> [DIRECTIONS]: For every line of the records below that holds "description", add one. Give only the final total.

(Entries from a dataset of interfaces)
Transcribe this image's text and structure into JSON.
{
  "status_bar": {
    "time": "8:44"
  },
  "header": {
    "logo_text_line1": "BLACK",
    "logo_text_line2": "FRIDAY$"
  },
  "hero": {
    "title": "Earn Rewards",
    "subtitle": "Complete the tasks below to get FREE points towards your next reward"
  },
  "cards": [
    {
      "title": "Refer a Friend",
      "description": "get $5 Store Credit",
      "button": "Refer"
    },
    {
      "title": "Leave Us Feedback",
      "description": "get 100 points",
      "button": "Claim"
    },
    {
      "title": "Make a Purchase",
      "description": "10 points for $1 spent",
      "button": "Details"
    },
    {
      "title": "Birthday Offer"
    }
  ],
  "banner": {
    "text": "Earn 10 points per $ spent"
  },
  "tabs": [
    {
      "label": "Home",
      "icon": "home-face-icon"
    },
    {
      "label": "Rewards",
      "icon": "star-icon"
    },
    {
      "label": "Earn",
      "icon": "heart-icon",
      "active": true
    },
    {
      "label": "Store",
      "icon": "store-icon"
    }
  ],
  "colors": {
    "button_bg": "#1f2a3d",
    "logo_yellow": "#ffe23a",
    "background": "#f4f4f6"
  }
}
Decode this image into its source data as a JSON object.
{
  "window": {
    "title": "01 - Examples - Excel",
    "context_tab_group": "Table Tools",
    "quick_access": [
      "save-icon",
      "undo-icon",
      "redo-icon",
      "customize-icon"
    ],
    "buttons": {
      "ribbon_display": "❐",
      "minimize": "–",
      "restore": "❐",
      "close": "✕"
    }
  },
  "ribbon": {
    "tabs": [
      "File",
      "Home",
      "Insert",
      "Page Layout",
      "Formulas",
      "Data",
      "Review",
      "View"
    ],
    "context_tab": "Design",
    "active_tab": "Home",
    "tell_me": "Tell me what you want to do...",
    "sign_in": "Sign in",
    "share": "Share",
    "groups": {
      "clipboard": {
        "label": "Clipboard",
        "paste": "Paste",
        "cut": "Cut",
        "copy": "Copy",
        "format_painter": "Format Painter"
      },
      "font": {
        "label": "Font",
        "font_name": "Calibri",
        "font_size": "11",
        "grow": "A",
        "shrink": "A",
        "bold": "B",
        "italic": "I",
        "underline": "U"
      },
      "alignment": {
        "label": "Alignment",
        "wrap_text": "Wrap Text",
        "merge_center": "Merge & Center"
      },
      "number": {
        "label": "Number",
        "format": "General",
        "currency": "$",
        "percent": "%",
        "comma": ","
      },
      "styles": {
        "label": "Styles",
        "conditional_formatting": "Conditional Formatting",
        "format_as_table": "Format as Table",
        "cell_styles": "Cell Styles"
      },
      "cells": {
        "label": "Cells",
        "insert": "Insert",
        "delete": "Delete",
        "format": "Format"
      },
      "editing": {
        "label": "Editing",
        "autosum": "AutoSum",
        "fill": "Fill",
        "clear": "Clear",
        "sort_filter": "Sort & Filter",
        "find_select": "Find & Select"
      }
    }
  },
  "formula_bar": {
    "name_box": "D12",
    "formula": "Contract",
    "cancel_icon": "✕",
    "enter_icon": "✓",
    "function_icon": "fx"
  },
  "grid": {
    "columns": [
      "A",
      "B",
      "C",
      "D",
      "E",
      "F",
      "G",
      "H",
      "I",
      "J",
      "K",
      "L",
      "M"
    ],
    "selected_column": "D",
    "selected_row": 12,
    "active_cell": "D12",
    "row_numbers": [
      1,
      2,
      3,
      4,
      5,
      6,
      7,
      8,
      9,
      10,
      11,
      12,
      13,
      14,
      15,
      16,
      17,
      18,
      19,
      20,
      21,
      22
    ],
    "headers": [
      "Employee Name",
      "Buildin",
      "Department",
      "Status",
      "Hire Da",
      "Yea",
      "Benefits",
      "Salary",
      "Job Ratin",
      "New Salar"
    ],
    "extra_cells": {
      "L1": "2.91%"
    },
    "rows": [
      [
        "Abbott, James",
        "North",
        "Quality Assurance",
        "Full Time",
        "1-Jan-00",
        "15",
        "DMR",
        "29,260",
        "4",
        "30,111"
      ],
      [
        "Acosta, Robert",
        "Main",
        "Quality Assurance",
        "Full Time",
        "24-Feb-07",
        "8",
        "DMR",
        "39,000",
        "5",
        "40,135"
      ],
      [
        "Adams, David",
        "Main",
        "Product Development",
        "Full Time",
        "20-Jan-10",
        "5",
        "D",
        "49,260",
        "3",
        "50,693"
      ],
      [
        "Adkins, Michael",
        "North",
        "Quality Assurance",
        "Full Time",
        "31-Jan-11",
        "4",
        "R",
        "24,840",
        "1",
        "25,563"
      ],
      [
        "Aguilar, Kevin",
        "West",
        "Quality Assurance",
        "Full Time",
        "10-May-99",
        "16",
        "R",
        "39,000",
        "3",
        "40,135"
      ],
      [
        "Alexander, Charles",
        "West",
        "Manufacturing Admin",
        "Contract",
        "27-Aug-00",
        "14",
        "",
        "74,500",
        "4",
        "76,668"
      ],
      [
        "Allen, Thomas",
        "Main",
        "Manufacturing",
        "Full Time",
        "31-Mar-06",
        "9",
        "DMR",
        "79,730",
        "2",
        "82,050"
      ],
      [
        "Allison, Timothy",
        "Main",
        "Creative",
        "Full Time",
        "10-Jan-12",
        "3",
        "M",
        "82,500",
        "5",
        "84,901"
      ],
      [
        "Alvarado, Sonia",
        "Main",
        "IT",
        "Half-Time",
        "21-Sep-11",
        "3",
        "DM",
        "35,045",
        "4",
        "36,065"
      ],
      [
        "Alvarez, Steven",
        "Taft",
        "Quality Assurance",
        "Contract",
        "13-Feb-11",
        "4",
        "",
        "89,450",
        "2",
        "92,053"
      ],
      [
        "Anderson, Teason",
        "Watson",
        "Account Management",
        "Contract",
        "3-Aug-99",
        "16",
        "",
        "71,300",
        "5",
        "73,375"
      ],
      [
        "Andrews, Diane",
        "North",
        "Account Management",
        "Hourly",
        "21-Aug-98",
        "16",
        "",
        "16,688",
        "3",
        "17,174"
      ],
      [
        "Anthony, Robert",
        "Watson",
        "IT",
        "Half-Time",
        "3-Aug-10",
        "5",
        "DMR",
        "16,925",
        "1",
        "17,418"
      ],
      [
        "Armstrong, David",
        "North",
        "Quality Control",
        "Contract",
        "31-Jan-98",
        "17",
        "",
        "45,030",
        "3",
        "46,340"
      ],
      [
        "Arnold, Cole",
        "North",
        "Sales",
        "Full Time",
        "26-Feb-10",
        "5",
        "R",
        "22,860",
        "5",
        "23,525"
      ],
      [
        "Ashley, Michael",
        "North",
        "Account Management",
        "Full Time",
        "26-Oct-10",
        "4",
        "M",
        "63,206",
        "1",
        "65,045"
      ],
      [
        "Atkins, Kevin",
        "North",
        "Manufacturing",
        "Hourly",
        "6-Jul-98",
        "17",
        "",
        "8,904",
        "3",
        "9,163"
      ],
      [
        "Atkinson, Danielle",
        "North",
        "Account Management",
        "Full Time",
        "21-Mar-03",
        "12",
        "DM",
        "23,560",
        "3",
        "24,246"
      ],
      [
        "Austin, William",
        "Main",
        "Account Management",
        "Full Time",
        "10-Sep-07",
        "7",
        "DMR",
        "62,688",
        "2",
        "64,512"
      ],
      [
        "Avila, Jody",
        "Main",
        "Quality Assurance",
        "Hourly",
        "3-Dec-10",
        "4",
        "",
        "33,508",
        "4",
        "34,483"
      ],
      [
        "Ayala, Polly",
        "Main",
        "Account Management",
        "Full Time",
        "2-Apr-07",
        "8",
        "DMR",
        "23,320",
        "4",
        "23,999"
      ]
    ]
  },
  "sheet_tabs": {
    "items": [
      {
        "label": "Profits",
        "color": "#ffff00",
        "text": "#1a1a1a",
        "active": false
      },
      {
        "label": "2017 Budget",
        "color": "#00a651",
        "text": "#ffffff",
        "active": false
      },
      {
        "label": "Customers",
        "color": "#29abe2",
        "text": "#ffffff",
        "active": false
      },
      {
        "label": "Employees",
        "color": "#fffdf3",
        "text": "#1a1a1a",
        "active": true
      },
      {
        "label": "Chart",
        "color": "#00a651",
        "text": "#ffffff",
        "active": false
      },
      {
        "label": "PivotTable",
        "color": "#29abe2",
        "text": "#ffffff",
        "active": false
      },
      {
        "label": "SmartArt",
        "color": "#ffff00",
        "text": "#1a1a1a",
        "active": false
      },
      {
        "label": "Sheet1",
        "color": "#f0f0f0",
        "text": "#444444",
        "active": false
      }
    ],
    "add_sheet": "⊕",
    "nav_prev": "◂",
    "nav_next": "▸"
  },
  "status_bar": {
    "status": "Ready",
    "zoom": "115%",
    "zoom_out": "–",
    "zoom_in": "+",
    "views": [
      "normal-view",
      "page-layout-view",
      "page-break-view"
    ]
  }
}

> [RESPONSE BOX]: 3